Many years ago I was riding my bike along a country lane when some men kidnapped me and held me hostage. They asked my parents for a large ransom. But we were a very poor family and although my mother cried on the phone and begged them to let me go, they refused.
They were not viscous or violent men. They were lonely and had experienced enough of the world to hope that violence would sometimes pay.
After a couple of days, I started telling them stories. They listened like starved children at a table laden for a feast. I am not a great story teller, but all food is nutritious and filling when you have had so little.
I told them about the old woman who was tortured by the devil for her soul, the man who only ate pumpkin, the boy who married his kindergarten teacher. And they just wanted more.
So I kept telling stories until my mouth developed ulcers, my back side bled from sitting on the hard chair for too long, and until the police came. I have kept the stories in memory and only wrote them down recently. They are all sad, and pained, but they do provide a valuable lesson.
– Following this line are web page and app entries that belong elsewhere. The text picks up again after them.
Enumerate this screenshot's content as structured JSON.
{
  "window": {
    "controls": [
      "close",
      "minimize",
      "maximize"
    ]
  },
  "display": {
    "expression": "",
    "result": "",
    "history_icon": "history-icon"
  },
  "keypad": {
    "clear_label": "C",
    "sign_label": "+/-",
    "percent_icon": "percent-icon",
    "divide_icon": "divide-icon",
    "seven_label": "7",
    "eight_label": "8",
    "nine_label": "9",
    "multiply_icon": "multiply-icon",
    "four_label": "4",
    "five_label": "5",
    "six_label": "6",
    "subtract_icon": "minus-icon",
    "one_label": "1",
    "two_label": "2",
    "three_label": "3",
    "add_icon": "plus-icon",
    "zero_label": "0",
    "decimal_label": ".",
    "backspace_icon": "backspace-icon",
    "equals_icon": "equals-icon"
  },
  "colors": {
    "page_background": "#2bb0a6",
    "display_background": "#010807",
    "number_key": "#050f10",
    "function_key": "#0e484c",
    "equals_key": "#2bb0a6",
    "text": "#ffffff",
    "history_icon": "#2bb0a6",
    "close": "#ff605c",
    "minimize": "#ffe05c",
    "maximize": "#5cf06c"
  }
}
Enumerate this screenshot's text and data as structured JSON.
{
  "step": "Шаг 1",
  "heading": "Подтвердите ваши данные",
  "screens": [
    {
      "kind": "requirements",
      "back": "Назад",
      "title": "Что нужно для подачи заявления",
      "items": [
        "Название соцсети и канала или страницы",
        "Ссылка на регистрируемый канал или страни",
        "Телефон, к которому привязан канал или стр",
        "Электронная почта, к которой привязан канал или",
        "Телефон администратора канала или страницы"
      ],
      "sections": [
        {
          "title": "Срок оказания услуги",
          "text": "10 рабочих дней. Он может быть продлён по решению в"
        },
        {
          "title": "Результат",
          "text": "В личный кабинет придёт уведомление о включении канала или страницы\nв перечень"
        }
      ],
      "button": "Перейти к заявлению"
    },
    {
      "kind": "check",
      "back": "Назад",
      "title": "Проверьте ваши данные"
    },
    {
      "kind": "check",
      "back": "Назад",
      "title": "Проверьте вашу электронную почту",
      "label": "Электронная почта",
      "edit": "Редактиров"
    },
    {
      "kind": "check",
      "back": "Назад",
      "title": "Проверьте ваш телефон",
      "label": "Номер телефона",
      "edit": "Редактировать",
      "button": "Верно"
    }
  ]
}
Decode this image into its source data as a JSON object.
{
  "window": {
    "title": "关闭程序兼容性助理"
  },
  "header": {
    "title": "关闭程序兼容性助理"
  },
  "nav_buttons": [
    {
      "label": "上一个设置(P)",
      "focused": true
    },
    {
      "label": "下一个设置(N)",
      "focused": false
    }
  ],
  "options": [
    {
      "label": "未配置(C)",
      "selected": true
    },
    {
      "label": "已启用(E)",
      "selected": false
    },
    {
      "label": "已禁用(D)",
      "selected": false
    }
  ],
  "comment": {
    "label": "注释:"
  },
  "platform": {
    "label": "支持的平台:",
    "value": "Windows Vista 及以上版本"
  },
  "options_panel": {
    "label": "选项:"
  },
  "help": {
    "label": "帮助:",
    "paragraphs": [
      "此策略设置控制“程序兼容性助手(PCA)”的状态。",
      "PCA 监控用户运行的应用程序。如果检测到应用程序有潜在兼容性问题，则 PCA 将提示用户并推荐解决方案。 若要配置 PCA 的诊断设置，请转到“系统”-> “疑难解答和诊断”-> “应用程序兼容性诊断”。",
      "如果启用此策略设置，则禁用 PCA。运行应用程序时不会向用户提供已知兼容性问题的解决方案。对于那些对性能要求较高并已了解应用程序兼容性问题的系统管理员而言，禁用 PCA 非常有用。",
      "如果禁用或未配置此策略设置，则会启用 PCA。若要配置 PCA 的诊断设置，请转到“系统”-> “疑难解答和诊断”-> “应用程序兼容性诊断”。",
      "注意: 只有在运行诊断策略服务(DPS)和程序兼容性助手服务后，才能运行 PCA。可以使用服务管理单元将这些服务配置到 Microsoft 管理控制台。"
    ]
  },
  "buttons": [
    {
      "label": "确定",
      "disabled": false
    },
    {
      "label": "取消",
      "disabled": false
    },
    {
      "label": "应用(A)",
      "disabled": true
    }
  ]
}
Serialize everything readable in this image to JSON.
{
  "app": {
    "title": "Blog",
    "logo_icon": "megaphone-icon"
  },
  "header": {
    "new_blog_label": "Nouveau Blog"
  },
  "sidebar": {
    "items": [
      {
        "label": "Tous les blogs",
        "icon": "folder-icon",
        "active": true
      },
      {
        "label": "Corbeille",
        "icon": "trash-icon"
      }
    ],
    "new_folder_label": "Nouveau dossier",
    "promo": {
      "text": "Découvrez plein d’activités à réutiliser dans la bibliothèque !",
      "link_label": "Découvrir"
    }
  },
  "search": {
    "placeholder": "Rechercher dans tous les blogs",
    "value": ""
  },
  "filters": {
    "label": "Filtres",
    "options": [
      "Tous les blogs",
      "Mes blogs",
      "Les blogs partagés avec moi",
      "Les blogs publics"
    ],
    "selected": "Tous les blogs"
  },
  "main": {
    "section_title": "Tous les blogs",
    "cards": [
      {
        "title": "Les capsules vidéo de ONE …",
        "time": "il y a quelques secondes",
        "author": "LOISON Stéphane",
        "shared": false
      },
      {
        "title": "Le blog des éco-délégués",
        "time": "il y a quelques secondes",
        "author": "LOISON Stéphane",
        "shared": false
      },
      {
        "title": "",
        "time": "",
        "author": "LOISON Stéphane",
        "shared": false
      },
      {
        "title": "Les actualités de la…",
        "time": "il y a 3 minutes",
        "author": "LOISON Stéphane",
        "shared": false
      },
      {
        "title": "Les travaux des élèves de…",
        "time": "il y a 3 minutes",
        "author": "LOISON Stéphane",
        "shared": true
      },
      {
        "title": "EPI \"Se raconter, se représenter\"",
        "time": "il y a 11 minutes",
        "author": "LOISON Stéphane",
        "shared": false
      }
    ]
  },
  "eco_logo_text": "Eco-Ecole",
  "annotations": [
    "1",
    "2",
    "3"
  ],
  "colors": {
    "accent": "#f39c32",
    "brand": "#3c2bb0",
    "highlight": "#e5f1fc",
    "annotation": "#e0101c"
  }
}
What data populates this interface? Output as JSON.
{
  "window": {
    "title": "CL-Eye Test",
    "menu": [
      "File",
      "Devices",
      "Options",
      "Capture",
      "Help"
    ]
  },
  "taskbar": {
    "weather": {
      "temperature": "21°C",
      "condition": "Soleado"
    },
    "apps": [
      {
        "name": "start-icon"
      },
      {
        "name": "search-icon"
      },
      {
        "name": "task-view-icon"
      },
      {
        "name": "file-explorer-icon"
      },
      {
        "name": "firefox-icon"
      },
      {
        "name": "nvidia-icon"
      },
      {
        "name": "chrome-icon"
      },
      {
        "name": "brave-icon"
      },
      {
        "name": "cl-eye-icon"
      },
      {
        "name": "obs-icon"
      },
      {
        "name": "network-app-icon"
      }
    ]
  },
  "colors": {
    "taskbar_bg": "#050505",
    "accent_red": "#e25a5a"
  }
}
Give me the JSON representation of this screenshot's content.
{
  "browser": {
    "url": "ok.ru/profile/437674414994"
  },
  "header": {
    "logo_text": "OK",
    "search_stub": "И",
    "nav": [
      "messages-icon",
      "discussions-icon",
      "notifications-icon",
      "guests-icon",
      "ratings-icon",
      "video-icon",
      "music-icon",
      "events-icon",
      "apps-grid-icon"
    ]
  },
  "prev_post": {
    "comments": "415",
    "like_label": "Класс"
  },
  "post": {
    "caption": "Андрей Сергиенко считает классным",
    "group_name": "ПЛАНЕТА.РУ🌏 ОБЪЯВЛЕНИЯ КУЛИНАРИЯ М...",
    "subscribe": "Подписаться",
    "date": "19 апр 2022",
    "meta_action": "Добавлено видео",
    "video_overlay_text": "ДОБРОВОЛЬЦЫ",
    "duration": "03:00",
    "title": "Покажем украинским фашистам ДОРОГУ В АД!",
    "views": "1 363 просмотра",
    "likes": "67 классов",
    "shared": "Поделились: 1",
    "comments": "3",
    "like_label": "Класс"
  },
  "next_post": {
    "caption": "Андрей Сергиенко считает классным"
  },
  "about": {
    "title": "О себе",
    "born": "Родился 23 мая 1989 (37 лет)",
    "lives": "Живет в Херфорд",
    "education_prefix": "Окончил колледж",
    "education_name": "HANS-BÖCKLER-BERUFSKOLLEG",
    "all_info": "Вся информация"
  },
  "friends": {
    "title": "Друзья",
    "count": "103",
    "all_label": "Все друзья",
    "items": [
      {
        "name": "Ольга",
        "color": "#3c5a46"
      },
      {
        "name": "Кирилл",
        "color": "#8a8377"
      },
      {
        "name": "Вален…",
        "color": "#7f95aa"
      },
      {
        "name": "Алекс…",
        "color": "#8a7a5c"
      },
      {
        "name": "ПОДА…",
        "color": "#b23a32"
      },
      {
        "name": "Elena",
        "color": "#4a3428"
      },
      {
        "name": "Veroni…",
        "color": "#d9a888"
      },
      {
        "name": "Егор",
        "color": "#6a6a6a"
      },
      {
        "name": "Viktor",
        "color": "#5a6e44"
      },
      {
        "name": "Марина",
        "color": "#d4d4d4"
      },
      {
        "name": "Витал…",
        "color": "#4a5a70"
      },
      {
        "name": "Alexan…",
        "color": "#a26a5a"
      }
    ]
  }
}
The lesson is that stories can provide nourishment, light and enrichment for the darkest souls. They can lift the mundane and the everyday above the gutter to stimulate minds and free thought. And the other lesson was to be very careful when riding your bike down a country lane and you see a group of men rushing toward you.